And one other dominating factor, the only book I took with me was a Degas landscape book. I was fascinated by the Degas landscapes – that he could paint a very boring hill and make it not boring at all. That it was something electric and beautiful and amazing. And make it special. So that was the only thing I really had. But I had different things in my head. I had Lord of the Rings in my head. How do I make it strangely mysterious and majestic? How can I just not go there and rely on the drama in front of me? How can I add something to it? How can I make it a little bit mine in a way?
Holden: There’s a big range between abstraction and figuration and taking what’s there and not getting so seduced by it that you don’t make it your own.
Albert: I did a whole series of pictures that were shot from inside the car I was driving. So you’re looking at something and there’s water running down the windshield. It was raining the whole time. I deliberately chose to go to this island in October, November, where the days are shorter ,which is difficult. But I wanted bad weather. So, this is one thing about landscape photography. You have something that you can’t control which makes it interesting for me. You can’t control the weather. Now if you get endless days of the blue sky and white fluffy clouds, it can be quite tricky. If you’re good enough, you should be able to conquer that, but of course I wanted the drama with rain, mist, wind, all the elements that I could squeeze into it with a glimpse of sun once in a while.
Holden: Yeah. Amazing.
Albert: Once again, recreation, in my head. So I actually came away and you never achieve everything that you want to achieve, but I came away with maybe 60% of what I set out to do.
Holden: So, Albert I just want to wrap it up by saying a couple of things reminding people that like your work that you have a retrospective now at Savannah School of the Arts the SCAD Museum. It’s an amazing show. I think it shows your diversity. It’s very hard to think that we can, in a half an hour, talk about your career, because your career has been so rich, your images are so vastly beautiful and they move out in all sorts of directions. I thank you for sharing it with us.
If people are more intrigued and want to know a little bit about how you think and how you can give advice to people. I know that you have a masterclass that you’ve taught. I also look forward to the book, Albert Watson: Creating Photographs (Master of Photography) that you can pre-order on Amazon. So those are secrets from probably one of the greatest photographers out there. I thank you.

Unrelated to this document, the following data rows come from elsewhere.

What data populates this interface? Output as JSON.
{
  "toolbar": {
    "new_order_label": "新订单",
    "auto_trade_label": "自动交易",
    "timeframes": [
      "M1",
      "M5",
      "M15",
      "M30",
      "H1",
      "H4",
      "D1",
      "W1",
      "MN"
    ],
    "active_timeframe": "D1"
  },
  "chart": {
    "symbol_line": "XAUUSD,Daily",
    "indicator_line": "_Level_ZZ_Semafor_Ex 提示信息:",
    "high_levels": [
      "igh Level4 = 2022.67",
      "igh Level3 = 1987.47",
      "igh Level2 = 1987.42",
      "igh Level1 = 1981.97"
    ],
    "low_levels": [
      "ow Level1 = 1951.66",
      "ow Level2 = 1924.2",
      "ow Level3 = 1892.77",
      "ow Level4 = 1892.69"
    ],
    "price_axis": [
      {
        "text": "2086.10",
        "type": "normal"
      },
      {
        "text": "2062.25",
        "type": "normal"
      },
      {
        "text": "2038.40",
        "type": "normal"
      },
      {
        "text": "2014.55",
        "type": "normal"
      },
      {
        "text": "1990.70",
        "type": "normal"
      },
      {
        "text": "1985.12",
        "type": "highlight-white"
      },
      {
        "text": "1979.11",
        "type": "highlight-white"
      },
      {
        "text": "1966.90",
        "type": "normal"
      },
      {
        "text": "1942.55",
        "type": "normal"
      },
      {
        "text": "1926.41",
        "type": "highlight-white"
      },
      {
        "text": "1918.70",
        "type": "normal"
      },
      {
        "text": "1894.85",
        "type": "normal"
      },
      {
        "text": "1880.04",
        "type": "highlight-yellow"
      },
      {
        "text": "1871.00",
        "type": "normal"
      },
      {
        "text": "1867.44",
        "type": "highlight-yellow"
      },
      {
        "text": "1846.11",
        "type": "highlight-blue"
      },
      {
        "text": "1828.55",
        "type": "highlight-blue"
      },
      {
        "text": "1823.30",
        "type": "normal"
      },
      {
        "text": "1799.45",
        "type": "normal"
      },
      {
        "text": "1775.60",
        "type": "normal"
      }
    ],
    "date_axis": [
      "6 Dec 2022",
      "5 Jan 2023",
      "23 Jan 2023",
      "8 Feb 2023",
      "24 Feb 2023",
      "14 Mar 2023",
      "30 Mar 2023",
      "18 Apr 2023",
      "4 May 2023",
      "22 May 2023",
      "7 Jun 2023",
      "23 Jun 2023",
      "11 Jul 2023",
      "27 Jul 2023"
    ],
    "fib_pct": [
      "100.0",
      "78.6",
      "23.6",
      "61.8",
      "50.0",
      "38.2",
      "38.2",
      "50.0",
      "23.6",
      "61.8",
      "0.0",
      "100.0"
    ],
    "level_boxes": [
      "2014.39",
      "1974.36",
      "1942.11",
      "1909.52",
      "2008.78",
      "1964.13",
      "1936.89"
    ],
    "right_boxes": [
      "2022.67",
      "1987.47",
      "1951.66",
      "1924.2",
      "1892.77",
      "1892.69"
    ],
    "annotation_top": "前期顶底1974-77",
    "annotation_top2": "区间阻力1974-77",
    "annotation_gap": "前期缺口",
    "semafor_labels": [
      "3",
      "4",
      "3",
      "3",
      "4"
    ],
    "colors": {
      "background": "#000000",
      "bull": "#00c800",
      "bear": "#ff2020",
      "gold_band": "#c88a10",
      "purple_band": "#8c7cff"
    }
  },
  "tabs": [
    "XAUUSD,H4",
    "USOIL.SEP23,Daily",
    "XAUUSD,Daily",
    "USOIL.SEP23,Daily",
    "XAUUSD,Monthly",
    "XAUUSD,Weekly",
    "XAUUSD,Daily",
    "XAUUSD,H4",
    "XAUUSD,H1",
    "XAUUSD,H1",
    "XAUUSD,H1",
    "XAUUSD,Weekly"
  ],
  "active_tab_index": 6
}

I know that you’re leaving tomorrow for Marrakech. One last question, any interesting projects you want to tell us about that are coming up? Now that COVID it seems to be maybe under control.
Albert: Well, I’m not quite finished but I’ve been working on a series of of pictures right now that are dominated by mirrors. Years and years ago, I was in England, and I came across three mirrors that had been made in the 16th century. They were composed of multiple mirrors, and I absolutely loved the look of these mirrors. I actually looked at these mirrors for 25 years. I was looking at these mirrors saying, “I must do something with them.” And I began working with these mirrors and images in the mirrors. Once I did that, I became really fascinated by that because of the possibilities of all kinds of abstractions. The images are powerful. I found that nearly everything I was thinking about would work.
So that’s one thing that I’m working on right now. And of course, due to the pandemic, two weeks ago I was asked to go in and photograph collections in Paris, and I couldn’t get into Paris .I wasn’t allowed to get in there. And so I’m hoping that by the summertime that we’ll be back on track for that.